Emit all the data exactly as provided.

START Supplied information

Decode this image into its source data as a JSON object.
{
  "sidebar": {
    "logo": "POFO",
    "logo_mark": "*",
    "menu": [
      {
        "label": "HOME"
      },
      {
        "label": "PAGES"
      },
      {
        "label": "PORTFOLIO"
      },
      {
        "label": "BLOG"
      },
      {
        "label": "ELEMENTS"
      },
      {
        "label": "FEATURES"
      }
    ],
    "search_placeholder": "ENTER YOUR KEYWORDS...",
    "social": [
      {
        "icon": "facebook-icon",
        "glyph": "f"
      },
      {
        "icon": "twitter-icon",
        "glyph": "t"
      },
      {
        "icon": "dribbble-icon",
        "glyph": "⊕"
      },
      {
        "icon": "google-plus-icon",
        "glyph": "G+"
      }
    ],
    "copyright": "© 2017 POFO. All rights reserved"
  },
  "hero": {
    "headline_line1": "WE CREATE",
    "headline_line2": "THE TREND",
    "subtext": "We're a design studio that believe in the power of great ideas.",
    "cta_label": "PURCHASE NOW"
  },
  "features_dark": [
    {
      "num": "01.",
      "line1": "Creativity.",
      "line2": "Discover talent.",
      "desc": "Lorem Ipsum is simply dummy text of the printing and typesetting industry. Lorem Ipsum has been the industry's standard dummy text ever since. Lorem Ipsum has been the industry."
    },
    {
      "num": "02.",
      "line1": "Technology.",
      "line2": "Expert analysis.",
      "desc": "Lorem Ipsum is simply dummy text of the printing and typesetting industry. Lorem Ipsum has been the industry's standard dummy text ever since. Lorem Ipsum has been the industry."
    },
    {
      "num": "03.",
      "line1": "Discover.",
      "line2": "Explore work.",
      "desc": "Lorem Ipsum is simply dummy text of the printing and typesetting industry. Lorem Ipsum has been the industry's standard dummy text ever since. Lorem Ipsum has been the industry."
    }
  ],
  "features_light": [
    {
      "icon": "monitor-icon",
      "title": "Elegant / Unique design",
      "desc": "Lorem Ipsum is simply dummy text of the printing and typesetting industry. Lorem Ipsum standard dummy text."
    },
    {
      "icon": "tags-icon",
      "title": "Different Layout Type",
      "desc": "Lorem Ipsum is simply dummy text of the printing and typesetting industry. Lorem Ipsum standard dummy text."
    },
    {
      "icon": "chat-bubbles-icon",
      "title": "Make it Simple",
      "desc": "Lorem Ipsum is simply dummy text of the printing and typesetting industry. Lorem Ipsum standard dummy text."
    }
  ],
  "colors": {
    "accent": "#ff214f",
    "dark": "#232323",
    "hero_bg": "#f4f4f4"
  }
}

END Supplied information

• _Solution to this exercise_:
Decode this image into its source data as a JSON object.
{
  "sidebar": {
    "logo": "POFO",
    "logo_mark": "*",
    "menu": [
      {
        "label": "HOME"
      },
      {
        "label": "PAGES"
      },
      {
        "label": "PORTFOLIO"
      },
      {
        "label": "BLOG"
      },
      {
        "label": "ELEMENTS"
      },
      {
        "label": "FEATURES"
      }
    ],
    "search_placeholder": "ENTER YOUR KEYWORDS...",
    "social": [
      {
        "icon": "facebook-icon",
        "glyph": "f"
      },
      {
        "icon": "twitter-icon",
        "glyph": "t"
      },
      {
        "icon": "dribbble-icon",
        "glyph": "⊕"
      },
      {
        "icon": "google-plus-icon",
        "glyph": "G+"
      }
    ],
    "copyright": "© 2017 POFO. All rights reserved"
  },
  "hero": {
    "headline_line1": "WE CREATE",
    "headline_line2": "THE TREND",
    "subtext": "We're a design studio that believe in the power of great ideas.",
    "cta_label": "PURCHASE NOW"
  },
  "features_dark": [
    {
      "num": "01.",
      "line1": "Creativity.",
      "line2": "Discover talent.",
      "desc": "Lorem Ipsum is simply dummy text of the printing and typesetting industry. Lorem Ipsum has been the industry's standard dummy text ever since. Lorem Ipsum has been the industry."
    },
    {
      "num": "02.",
      "line1": "Technology.",
      "line2": "Expert analysis.",
      "desc": "Lorem Ipsum is simply dummy text of the printing and typesetting industry. Lorem Ipsum has been the industry's standard dummy text ever since. Lorem Ipsum has been the industry."
    },
    {
      "num": "03.",
      "line1": "Discover.",
      "line2": "Explore work.",
      "desc": "Lorem Ipsum is simply dummy text of the printing and typesetting industry. Lorem Ipsum has been the industry's standard dummy text ever since. Lorem Ipsum has been the industry."
    }
  ],
  "features_light": [
    {
      "icon": "monitor-icon",
      "title": "Elegant / Unique design",
      "desc": "Lorem Ipsum is simply dummy text of the printing and typesetting industry. Lorem Ipsum standard dummy text."
    },
    {
      "icon": "tags-icon",
      "title": "Different Layout Type",
      "desc": "Lorem Ipsum is simply dummy text of the printing and typesetting industry. Lorem Ipsum standard dummy text."
    },
    {
      "icon": "chat-bubbles-icon",
      "title": "Make it Simple",
      "desc": "Lorem Ipsum is simply dummy text of the printing and typesetting industry. Lorem Ipsum standard dummy text."
    }
  ],
  "colors": {
    "accent": "#ff214f",
    "dark": "#232323",
    "hero_bg": "#f4f4f4"
  }
}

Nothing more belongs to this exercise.